_ASSIGNED TASK:_ Return each entry exactly, so that nothing in the data differs from the original.
INPUT RECORDS Block Start
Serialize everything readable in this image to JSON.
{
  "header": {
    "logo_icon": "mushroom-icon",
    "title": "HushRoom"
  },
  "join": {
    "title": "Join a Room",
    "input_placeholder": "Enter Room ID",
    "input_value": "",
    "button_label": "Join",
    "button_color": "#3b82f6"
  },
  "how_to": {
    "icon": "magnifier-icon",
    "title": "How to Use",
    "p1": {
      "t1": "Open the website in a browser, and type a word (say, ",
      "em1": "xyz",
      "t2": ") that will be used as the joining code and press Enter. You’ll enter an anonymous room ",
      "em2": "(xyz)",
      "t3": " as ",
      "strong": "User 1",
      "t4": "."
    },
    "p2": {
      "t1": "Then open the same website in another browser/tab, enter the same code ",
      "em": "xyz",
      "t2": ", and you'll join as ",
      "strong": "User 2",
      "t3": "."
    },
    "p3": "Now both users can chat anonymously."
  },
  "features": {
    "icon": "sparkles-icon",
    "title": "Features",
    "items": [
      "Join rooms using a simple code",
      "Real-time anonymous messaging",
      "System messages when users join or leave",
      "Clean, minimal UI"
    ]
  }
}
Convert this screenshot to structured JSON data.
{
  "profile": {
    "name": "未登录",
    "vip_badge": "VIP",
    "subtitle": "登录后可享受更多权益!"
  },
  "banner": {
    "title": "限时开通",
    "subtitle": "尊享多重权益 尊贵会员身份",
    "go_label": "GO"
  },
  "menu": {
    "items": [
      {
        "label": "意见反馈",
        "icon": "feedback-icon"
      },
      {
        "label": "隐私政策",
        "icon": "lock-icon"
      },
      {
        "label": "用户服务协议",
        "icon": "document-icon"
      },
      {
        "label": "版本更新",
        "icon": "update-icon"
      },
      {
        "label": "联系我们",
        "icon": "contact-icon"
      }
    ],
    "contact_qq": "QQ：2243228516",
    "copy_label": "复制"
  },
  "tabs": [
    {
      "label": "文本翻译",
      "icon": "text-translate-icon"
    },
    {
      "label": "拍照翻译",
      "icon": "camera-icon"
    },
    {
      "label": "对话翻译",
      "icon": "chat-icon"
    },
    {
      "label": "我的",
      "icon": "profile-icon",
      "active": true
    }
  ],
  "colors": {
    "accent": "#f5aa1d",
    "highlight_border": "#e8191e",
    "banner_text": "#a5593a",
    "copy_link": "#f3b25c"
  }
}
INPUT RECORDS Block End
_YOUR SOLUTION:_
Serialize everything readable in this image to JSON.
{
  "header": {
    "logo_icon": "mushroom-icon",
    "title": "HushRoom"
  },
  "join": {
    "title": "Join a Room",
    "input_placeholder": "Enter Room ID",
    "input_value": "",
    "button_label": "Join",
    "button_color": "#3b82f6"
  },
  "how_to": {
    "icon": "magnifier-icon",
    "title": "How to Use",
    "p1": {
      "t1": "Open the website in a browser, and type a word (say, ",
      "em1": "xyz",
      "t2": ") that will be used as the joining code and press Enter. You’ll enter an anonymous room ",
      "em2": "(xyz)",
      "t3": " as ",
      "strong": "User 1",
      "t4": "."
    },
    "p2": {
      "t1": "Then open the same website in another browser/tab, enter the same code ",
      "em": "xyz",
      "t2": ", and you'll join as ",
      "strong": "User 2",
      "t3": "."
    },
    "p3": "Now both users can chat anonymously."
  },
  "features": {
    "icon": "sparkles-icon",
    "title": "Features",
    "items": [
      "Join rooms using a simple code",
      "Real-time anonymous messaging",
      "System messages when users join or leave",
      "Clean, minimal UI"
    ]
  }
}
Convert this screenshot to structured JSON data.
{
  "profile": {
    "name": "未登录",
    "vip_badge": "VIP",
    "subtitle": "登录后可享受更多权益!"
  },
  "banner": {
    "title": "限时开通",
    "subtitle": "尊享多重权益 尊贵会员身份",
    "go_label": "GO"
  },
  "menu": {
    "items": [
      {
        "label": "意见反馈",
        "icon": "feedback-icon"
      },
      {
        "label": "隐私政策",
        "icon": "lock-icon"
      },
      {
        "label": "用户服务协议",
        "icon": "document-icon"
      },
      {
        "label": "版本更新",
        "icon": "update-icon"
      },
      {
        "label": "联系我们",
        "icon": "contact-icon"
      }
    ],
    "contact_qq": "QQ：2243228516",
    "copy_label": "复制"
  },
  "tabs": [
    {
      "label": "文本翻译",
      "icon": "text-translate-icon"
    },
    {
      "label": "拍照翻译",
      "icon": "camera-icon"
    },
    {
      "label": "对话翻译",
      "icon": "chat-icon"
    },
    {
      "label": "我的",
      "icon": "profile-icon",
      "active": true
    }
  ],
  "colors": {
    "accent": "#f5aa1d",
    "highlight_border": "#e8191e",
    "banner_text": "#a5593a",
    "copy_link": "#f3b25c"
  }
}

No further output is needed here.